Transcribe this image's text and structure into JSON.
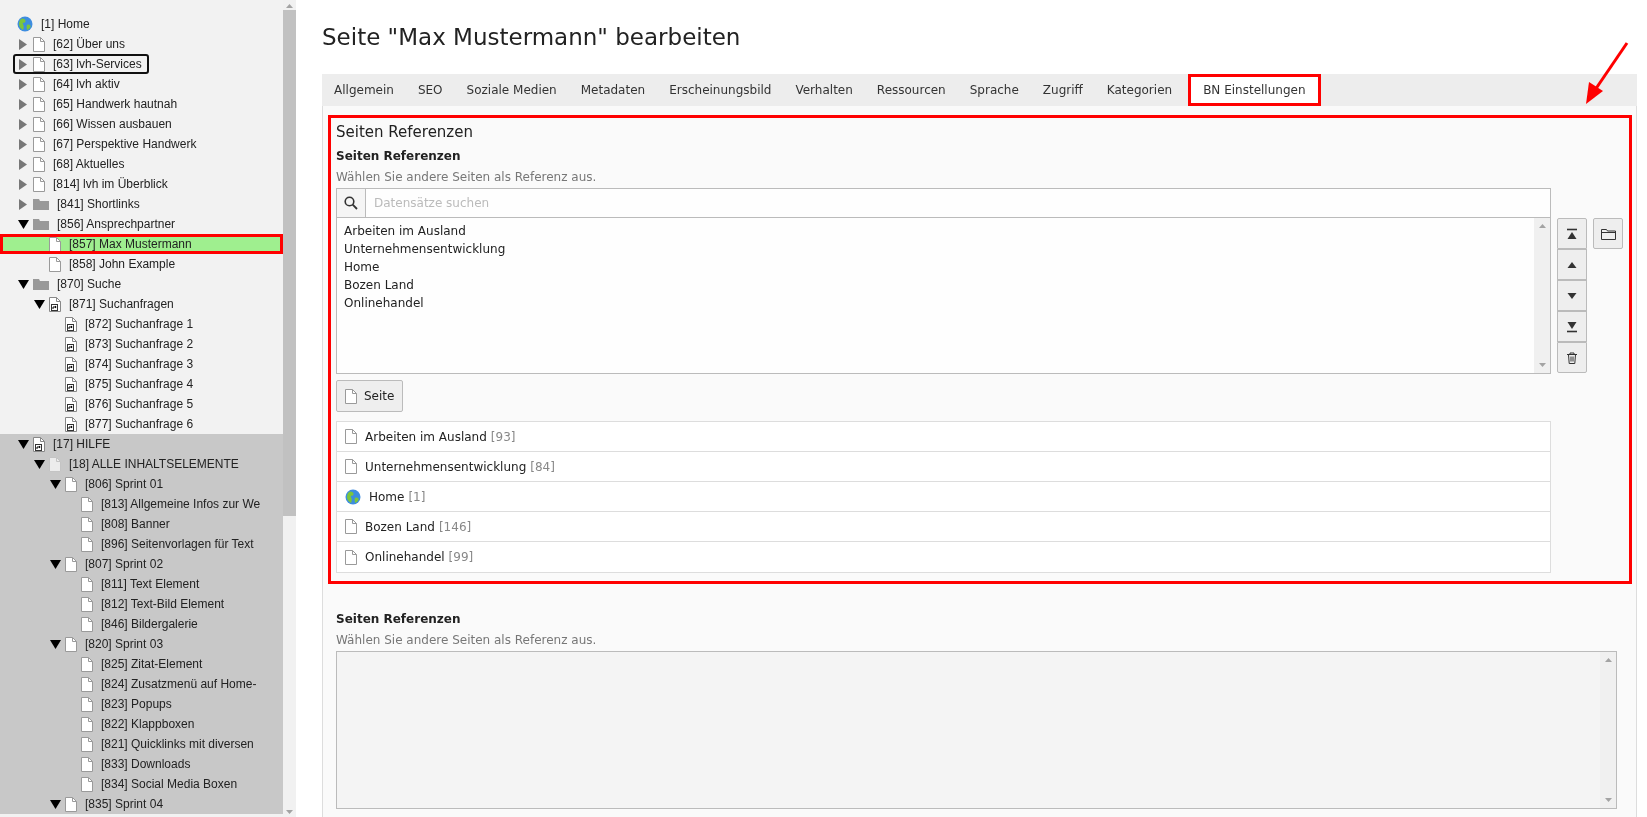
{
  "page_tree": {
    "items": [
      {
        "label": "[1] Home",
        "kind": "globe",
        "selected": false,
        "focused": false,
        "annotated": false,
        "shaded": false,
        "children": [
          {
            "label": "[62] Über uns",
            "kind": "page",
            "expanded": false,
            "selected": false,
            "focused": false,
            "annotated": false,
            "shaded": false
          },
          {
            "label": "[63] lvh-Services",
            "kind": "page",
            "expanded": false,
            "selected": false,
            "focused": true,
            "annotated": false,
            "shaded": false
          },
          {
            "label": "[64] lvh aktiv",
            "kind": "page",
            "expanded": false,
            "selected": false,
            "focused": false,
            "annotated": false,
            "shaded": false
          },
          {
            "label": "[65] Handwerk hautnah",
            "kind": "page",
            "expanded": false,
            "selected": false,
            "focused": false,
            "annotated": false,
            "shaded": false
          },
          {
            "label": "[66] Wissen ausbauen",
            "kind": "page",
            "expanded": false,
            "selected": false,
            "focused": false,
            "annotated": false,
            "shaded": false
          },
          {
            "label": "[67] Perspektive Handwerk",
            "kind": "page",
            "expanded": false,
            "selected": false,
            "focused": false,
            "annotated": false,
            "shaded": false
          },
          {
            "label": "[68] Aktuelles",
            "kind": "page",
            "expanded": false,
            "selected": false,
            "focused": false,
            "annotated": false,
            "shaded": false
          },
          {
            "label": "[814] lvh im Überblick",
            "kind": "page",
            "expanded": false,
            "selected": false,
            "focused": false,
            "annotated": false,
            "shaded": false
          },
          {
            "label": "[841] Shortlinks",
            "kind": "folder",
            "expanded": false,
            "selected": false,
            "focused": false,
            "annotated": false,
            "shaded": false
          },
          {
            "label": "[856] Ansprechpartner",
            "kind": "folder",
            "expanded": true,
            "selected": false,
            "focused": false,
            "annotated": false,
            "shaded": false,
            "children": [
              {
                "label": "[857] Max Mustermann",
                "kind": "page",
                "selected": true,
                "focused": false,
                "annotated": true,
                "shaded": false
              },
              {
                "label": "[858] John Example",
                "kind": "page",
                "selected": false,
                "focused": false,
                "annotated": false,
                "shaded": false
              }
            ]
          },
          {
            "label": "[870] Suche",
            "kind": "folder",
            "expanded": true,
            "selected": false,
            "focused": false,
            "annotated": false,
            "shaded": false,
            "children": [
              {
                "label": "[871] Suchanfragen",
                "kind": "shortcut",
                "expanded": true,
                "selected": false,
                "focused": false,
                "annotated": false,
                "shaded": false,
                "children": [
                  {
                    "label": "[872] Suchanfrage 1",
                    "kind": "shortcut",
                    "selected": false,
                    "focused": false,
                    "annotated": false,
                    "shaded": false
                  },
                  {
                    "label": "[873] Suchanfrage 2",
                    "kind": "shortcut",
                    "selected": false,
                    "focused": false,
                    "annotated": false,
                    "shaded": false
                  },
                  {
                    "label": "[874] Suchanfrage 3",
                    "kind": "shortcut",
                    "selected": false,
                    "focused": false,
                    "annotated": false,
                    "shaded": false
                  },
                  {
                    "label": "[875] Suchanfrage 4",
                    "kind": "shortcut",
                    "selected": false,
                    "focused": false,
                    "annotated": false,
                    "shaded": false
                  },
                  {
                    "label": "[876] Suchanfrage 5",
                    "kind": "shortcut",
                    "selected": false,
                    "focused": false,
                    "annotated": false,
                    "shaded": false
                  },
                  {
                    "label": "[877] Suchanfrage 6",
                    "kind": "shortcut",
                    "selected": false,
                    "focused": false,
                    "annotated": false,
                    "shaded": false
                  }
                ]
              }
            ]
          },
          {
            "label": "[17] HILFE",
            "kind": "shortcut",
            "expanded": true,
            "selected": false,
            "focused": false,
            "annotated": false,
            "shaded": true,
            "children": [
              {
                "label": "[18] ALLE INHALTSELEMENTE",
                "kind": "hidden-page",
                "expanded": true,
                "selected": false,
                "focused": false,
                "annotated": false,
                "shaded": true,
                "children": [
                  {
                    "label": "[806] Sprint 01",
                    "kind": "page",
                    "expanded": true,
                    "selected": false,
                    "focused": false,
                    "annotated": false,
                    "shaded": true,
                    "children": [
                      {
                        "label": "[813] Allgemeine Infos zur We",
                        "kind": "page",
                        "selected": false,
                        "focused": false,
                        "annotated": false,
                        "shaded": true
                      },
                      {
                        "label": "[808] Banner",
                        "kind": "page",
                        "selected": false,
                        "focused": false,
                        "annotated": false,
                        "shaded": true
                      },
                      {
                        "label": "[896] Seitenvorlagen für Text",
                        "kind": "page",
                        "selected": false,
                        "focused": false,
                        "annotated": false,
                        "shaded": true
                      }
                    ]
                  },
                  {
                    "label": "[807] Sprint 02",
                    "kind": "page",
                    "expanded": true,
                    "selected": false,
                    "focused": false,
                    "annotated": false,
                    "shaded": true,
                    "children": [
                      {
                        "label": "[811] Text Element",
                        "kind": "page",
                        "selected": false,
                        "focused": false,
                        "annotated": false,
                        "shaded": true
                      },
                      {
                        "label": "[812] Text-Bild Element",
                        "kind": "page",
                        "selected": false,
                        "focused": false,
                        "annotated": false,
                        "shaded": true
                      },
                      {
                        "label": "[846] Bildergalerie",
                        "kind": "page",
                        "selected": false,
                        "focused": false,
                        "annotated": false,
                        "shaded": true
                      }
                    ]
                  },
                  {
                    "label": "[820] Sprint 03",
                    "kind": "page",
                    "expanded": true,
                    "selected": false,
                    "focused": false,
                    "annotated": false,
                    "shaded": true,
                    "children": [
                      {
                        "label": "[825] Zitat-Element",
                        "kind": "page",
                        "selected": false,
                        "focused": false,
                        "annotated": false,
                        "shaded": true
                      },
                      {
                        "label": "[824] Zusatzmenü auf Home-",
                        "kind": "page",
                        "selected": false,
                        "focused": false,
                        "annotated": false,
                        "shaded": true
                      },
                      {
                        "label": "[823] Popups",
                        "kind": "page",
                        "selected": false,
                        "focused": false,
                        "annotated": false,
                        "shaded": true
                      },
                      {
                        "label": "[822] Klappboxen",
                        "kind": "page",
                        "selected": false,
                        "focused": false,
                        "annotated": false,
                        "shaded": true
                      },
                      {
                        "label": "[821] Quicklinks mit diversen",
                        "kind": "page",
                        "selected": false,
                        "focused": false,
                        "annotated": false,
                        "shaded": true
                      },
                      {
                        "label": "[833] Downloads",
                        "kind": "page",
                        "selected": false,
                        "focused": false,
                        "annotated": false,
                        "shaded": true
                      },
                      {
                        "label": "[834] Social Media Boxen",
                        "kind": "page",
                        "selected": false,
                        "focused": false,
                        "annotated": false,
                        "shaded": true
                      }
                    ]
                  },
                  {
                    "label": "[835] Sprint 04",
                    "kind": "page",
                    "expanded": true,
                    "selected": false,
                    "focused": false,
                    "annotated": false,
                    "shaded": true
                  }
                ]
              }
            ]
          }
        ]
      }
    ]
  },
  "editor": {
    "title": "Seite \"Max Mustermann\" bearbeiten",
    "tabs": [
      {
        "label": "Allgemein",
        "selected": false,
        "annotated": false
      },
      {
        "label": "SEO",
        "selected": false,
        "annotated": false
      },
      {
        "label": "Soziale Medien",
        "selected": false,
        "annotated": false
      },
      {
        "label": "Metadaten",
        "selected": false,
        "annotated": false
      },
      {
        "label": "Erscheinungsbild",
        "selected": false,
        "annotated": false
      },
      {
        "label": "Verhalten",
        "selected": false,
        "annotated": false
      },
      {
        "label": "Ressourcen",
        "selected": false,
        "annotated": false
      },
      {
        "label": "Sprache",
        "selected": false,
        "annotated": false
      },
      {
        "label": "Zugriff",
        "selected": false,
        "annotated": false
      },
      {
        "label": "Kategorien",
        "selected": false,
        "annotated": false
      },
      {
        "label": "BN Einstellungen",
        "selected": true,
        "annotated": true
      }
    ],
    "reference_group": {
      "legend": "Seiten Referenzen",
      "annotated": true,
      "callout_arrow": true,
      "label": "Seiten Referenzen",
      "description": "Wählen Sie andere Seiten als Referenz aus.",
      "search": {
        "placeholder": "Datensätze suchen"
      },
      "selected_items": [
        {
          "label": "Arbeiten im Ausland",
          "selected": false
        },
        {
          "label": "Unternehmensentwicklung",
          "selected": false
        },
        {
          "label": "Home",
          "selected": false
        },
        {
          "label": "Bozen Land",
          "selected": false
        },
        {
          "label": "Onlinehandel",
          "selected": false
        }
      ],
      "add_button": "Seite",
      "references": [
        {
          "title": "Arbeiten im Ausland",
          "uid": "[93]",
          "kind": "page"
        },
        {
          "title": "Unternehmensentwicklung",
          "uid": "[84]",
          "kind": "page"
        },
        {
          "title": "Home",
          "uid": "[1]",
          "kind": "globe"
        },
        {
          "title": "Bozen Land",
          "uid": "[146]",
          "kind": "page"
        },
        {
          "title": "Onlinehandel",
          "uid": "[99]",
          "kind": "page"
        }
      ]
    },
    "second_field": {
      "label": "Seiten Referenzen",
      "description": "Wählen Sie andere Seiten als Referenz aus."
    }
  }
}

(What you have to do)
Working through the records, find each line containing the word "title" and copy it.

(Exercise solution)
    "title": "Seite \"Max Mustermann\" bearbeiten",
          "title": "Arbeiten im Ausland",
          "title": "Unternehmensentwicklung",
          "title": "Home",
          "title": "Bozen Land",
          "title": "Onlinehandel",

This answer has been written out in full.